The procession with all the teams went on for ages and was a bit boring - but I think it's important that everyone feels involved so you have to have that bit really. Even that had interesting moments though - some athletes so happy to be there and others apparently less so. Some teams had literally hundreds of athletes, while some had only two! Some teams (mostly the African and Caribbean ones) had wonderful colourful outfits. Our team uniform was a bit rubbish and made them look like chavs! Rather tacky I thought. Interesting watching each team carry past one of those copper 'petals' and wondering what they were going to be used for later...
The mix of music was quite good with classical (with Mr Bean in the orchestra!) to pop and rap, but very light on the rock.
I'm glad the Sex Pistols were heard (twice) but unfortunately no other punk bands. The pogo dancers were so cheesy and really made me cringe.
And where was the metal? We Brits invented this genre which had (and still has) a massive impact around the world, but the nearest we got was a moment of Led Zeppelin. I was looking forward to Macca's live performance at the end but I found his rendition of 'Hey Jude' quite an anti-climax - although I was pleased to note that like at the Jubilee bash his guitarist had an identical guitar to mine.

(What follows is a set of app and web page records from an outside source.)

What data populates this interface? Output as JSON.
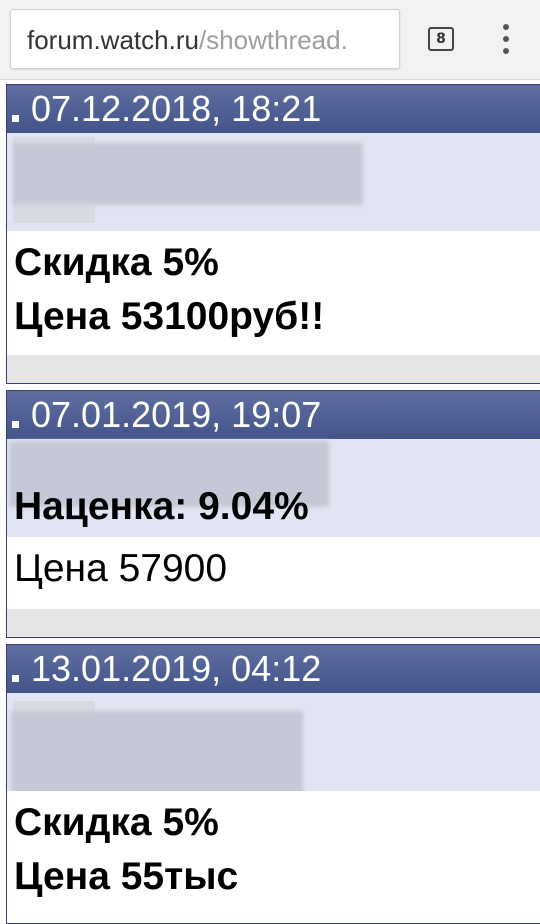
{
  "browser": {
    "url_host": "forum.watch.ru",
    "url_path": "/showthread.",
    "tab_count": "8",
    "menu_icon": "overflow-menu-icon"
  },
  "posts": [
    {
      "date": "07.12.2018, 18:21",
      "lines": [
        "Скидка 5%",
        "Цена 53100руб!!"
      ]
    },
    {
      "date": "07.01.2019, 19:07",
      "lines": [
        "Наценка: 9.04%",
        "Цена 57900"
      ]
    },
    {
      "date": "13.01.2019, 04:12",
      "lines": [
        "Скидка 5%",
        "Цена 55тыс"
      ]
    }
  ],
  "colors": {
    "header_bg": "#4b5a91",
    "userinfo_bg": "#e1e4f2",
    "footer_bg": "#e6e6e6"
  }
}
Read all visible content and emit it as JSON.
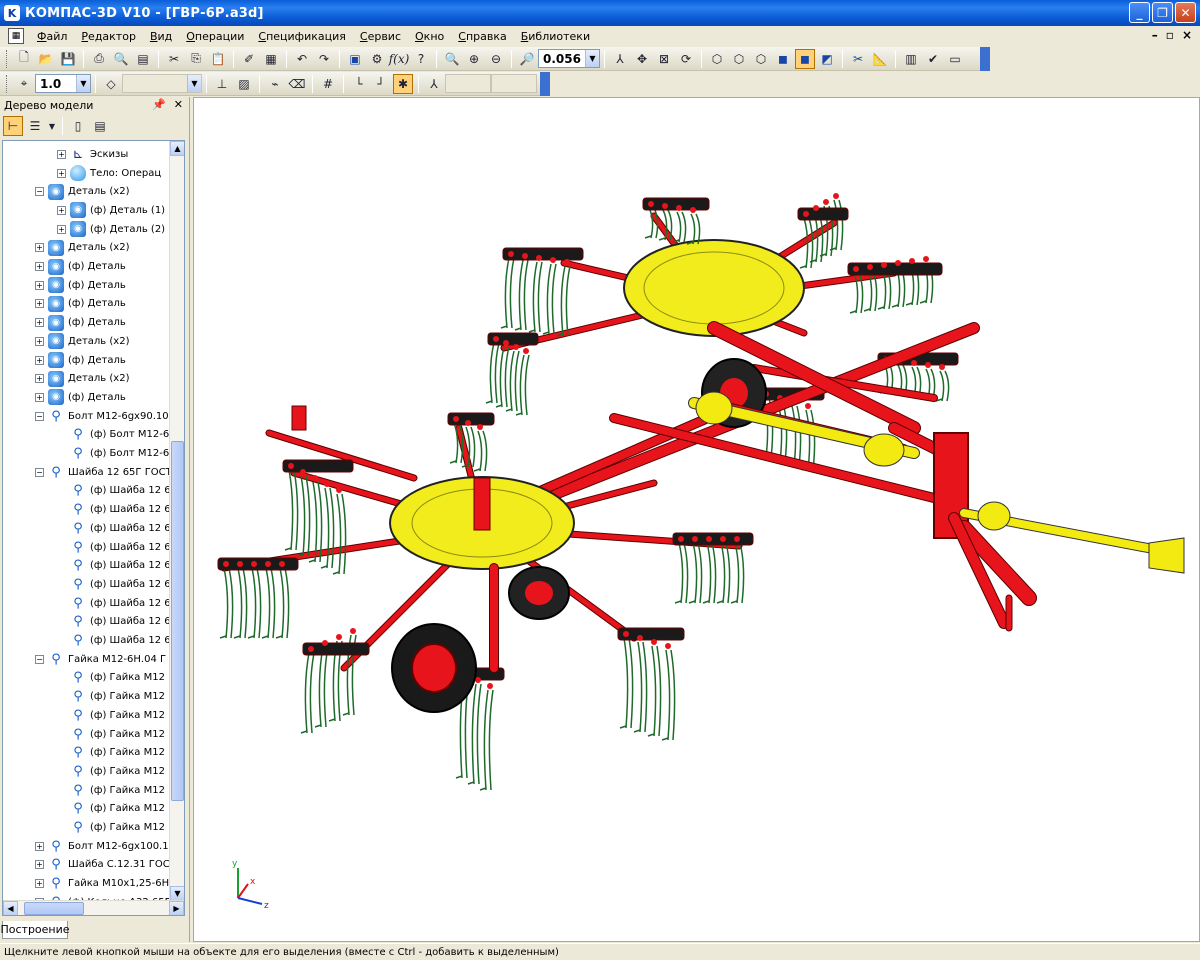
{
  "window": {
    "title": "КОМПАС-3D V10 - [ГВР-6Р.a3d]",
    "accent_color": "#0a5fd8",
    "buttons": [
      "minimize-icon",
      "restore-icon",
      "close-icon"
    ]
  },
  "menu": {
    "items": [
      "Файл",
      "Редактор",
      "Вид",
      "Операции",
      "Спецификация",
      "Сервис",
      "Окно",
      "Справка",
      "Библиотеки"
    ]
  },
  "toolbar_main": {
    "zoom_value": "0.056"
  },
  "toolbar_secondary": {
    "step_value": "1.0"
  },
  "model_tree": {
    "title": "Дерево модели",
    "tab_label": "Построение",
    "rows": [
      {
        "level": 2,
        "expander": "+",
        "icon": "sketch-icon",
        "label": "Эскизы"
      },
      {
        "level": 2,
        "expander": "+",
        "icon": "body-icon",
        "label": "Тело: Операц"
      },
      {
        "level": 1,
        "expander": "−",
        "icon": "part-icon",
        "label": "Деталь (x2)"
      },
      {
        "level": 2,
        "expander": "+",
        "icon": "part-icon",
        "label": "(ф) Деталь (1)"
      },
      {
        "level": 2,
        "expander": "+",
        "icon": "part-icon",
        "label": "(ф) Деталь (2)"
      },
      {
        "level": 1,
        "expander": "+",
        "icon": "part-icon",
        "label": "Деталь (x2)"
      },
      {
        "level": 1,
        "expander": "+",
        "icon": "part-icon",
        "label": "(ф) Деталь"
      },
      {
        "level": 1,
        "expander": "+",
        "icon": "part-icon",
        "label": "(ф) Деталь"
      },
      {
        "level": 1,
        "expander": "+",
        "icon": "part-icon",
        "label": "(ф) Деталь"
      },
      {
        "level": 1,
        "expander": "+",
        "icon": "part-icon",
        "label": "(ф) Деталь"
      },
      {
        "level": 1,
        "expander": "+",
        "icon": "part-icon",
        "label": "Деталь (x2)"
      },
      {
        "level": 1,
        "expander": "+",
        "icon": "part-icon",
        "label": "(ф) Деталь"
      },
      {
        "level": 1,
        "expander": "+",
        "icon": "part-icon",
        "label": "Деталь (x2)"
      },
      {
        "level": 1,
        "expander": "+",
        "icon": "part-icon",
        "label": "(ф) Деталь"
      },
      {
        "level": 1,
        "expander": "−",
        "icon": "bolt-icon",
        "label": "Болт М12-6gx90.10"
      },
      {
        "level": 2,
        "expander": "",
        "icon": "bolt-icon",
        "label": "(ф) Болт М12-6"
      },
      {
        "level": 2,
        "expander": "",
        "icon": "bolt-icon",
        "label": "(ф) Болт М12-6"
      },
      {
        "level": 1,
        "expander": "−",
        "icon": "bolt-icon",
        "label": "Шайба 12 65Г ГОСТ"
      },
      {
        "level": 2,
        "expander": "",
        "icon": "bolt-icon",
        "label": "(ф) Шайба 12 6"
      },
      {
        "level": 2,
        "expander": "",
        "icon": "bolt-icon",
        "label": "(ф) Шайба 12 6"
      },
      {
        "level": 2,
        "expander": "",
        "icon": "bolt-icon",
        "label": "(ф) Шайба 12 6"
      },
      {
        "level": 2,
        "expander": "",
        "icon": "bolt-icon",
        "label": "(ф) Шайба 12 6"
      },
      {
        "level": 2,
        "expander": "",
        "icon": "bolt-icon",
        "label": "(ф) Шайба 12 6"
      },
      {
        "level": 2,
        "expander": "",
        "icon": "bolt-icon",
        "label": "(ф) Шайба 12 6"
      },
      {
        "level": 2,
        "expander": "",
        "icon": "bolt-icon",
        "label": "(ф) Шайба 12 6"
      },
      {
        "level": 2,
        "expander": "",
        "icon": "bolt-icon",
        "label": "(ф) Шайба 12 6"
      },
      {
        "level": 2,
        "expander": "",
        "icon": "bolt-icon",
        "label": "(ф) Шайба 12 6"
      },
      {
        "level": 1,
        "expander": "−",
        "icon": "bolt-icon",
        "label": "Гайка М12-6Н.04 Г"
      },
      {
        "level": 2,
        "expander": "",
        "icon": "bolt-icon",
        "label": "(ф) Гайка М12"
      },
      {
        "level": 2,
        "expander": "",
        "icon": "bolt-icon",
        "label": "(ф) Гайка М12"
      },
      {
        "level": 2,
        "expander": "",
        "icon": "bolt-icon",
        "label": "(ф) Гайка М12"
      },
      {
        "level": 2,
        "expander": "",
        "icon": "bolt-icon",
        "label": "(ф) Гайка М12"
      },
      {
        "level": 2,
        "expander": "",
        "icon": "bolt-icon",
        "label": "(ф) Гайка М12"
      },
      {
        "level": 2,
        "expander": "",
        "icon": "bolt-icon",
        "label": "(ф) Гайка М12"
      },
      {
        "level": 2,
        "expander": "",
        "icon": "bolt-icon",
        "label": "(ф) Гайка М12"
      },
      {
        "level": 2,
        "expander": "",
        "icon": "bolt-icon",
        "label": "(ф) Гайка М12"
      },
      {
        "level": 2,
        "expander": "",
        "icon": "bolt-icon",
        "label": "(ф) Гайка М12"
      },
      {
        "level": 1,
        "expander": "+",
        "icon": "bolt-icon",
        "label": "Болт М12-6gx100.1"
      },
      {
        "level": 1,
        "expander": "+",
        "icon": "bolt-icon",
        "label": "Шайба С.12.31 ГОС"
      },
      {
        "level": 1,
        "expander": "+",
        "icon": "bolt-icon",
        "label": "Гайка М10х1,25-6Н"
      },
      {
        "level": 1,
        "expander": "+",
        "icon": "bolt-icon",
        "label": "(ф) Кольцо А32.65Г"
      }
    ]
  },
  "viewport": {
    "model_colors": {
      "frame": "#e8141c",
      "rotor": "#f2ec1c",
      "tines": "#1e6a2a",
      "shaft": "#f2ea10"
    },
    "axis_labels": {
      "x": "x",
      "y": "y",
      "z": "z"
    }
  },
  "statusbar": {
    "message": "Щелкните левой кнопкой мыши на объекте для его выделения (вместе с Ctrl - добавить к выделенным)"
  }
}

Like anyone cares apart from me. After seeing them at High Voltage last year I think Judas Priest would have been far better to close the show with some true 'British Steel', although Rob Halford would have to ride a Triumph on stage instead of a Harley Davidson.
I thought Beckham looked a bit smarmy 'driving' the speedboat with the torch in the final leg to the stadium, but it was spectacular part of the proceedings - and to be fair he has worked hard to win and then to promote the London games around the world so he deserved to play a part in the ceremony. The finale was when we found out what all those mysterious copper 'petals' were for. They were all placed on an array of long stalks lying on the ground and then lit with 'the' torch which David Beckham had passed to Steve Redgrave. The flame spread around all the petals in a huge circle. But where was the famous 'Cauldron' we had been waiting to see? The giant circle of copper petals on their long stalks slowly raised into the air in an arc - and all met together in the centre. The 'Cauldron' had been formed from hundreds of flaming petals all meeting together to form one huge flame. Absolutely brilliant!
I'm amazed how much I enjoyed the ceremony overall, and I think Danny Boyle did an absolutely amazing job with all the set pieces - it was truly spectacular and I will remember it for the rest of my life even though I was only watching it on TV. I was genuinely quite moved at times, and felt quite proud to be British - and that doesn't happen often these days. I still won't be watching the Olympics though! But I do wish our team the very best of British - I think we will do quite well as there are a few sports which we do seem to be good at these days like cycling, rowing, and swimming.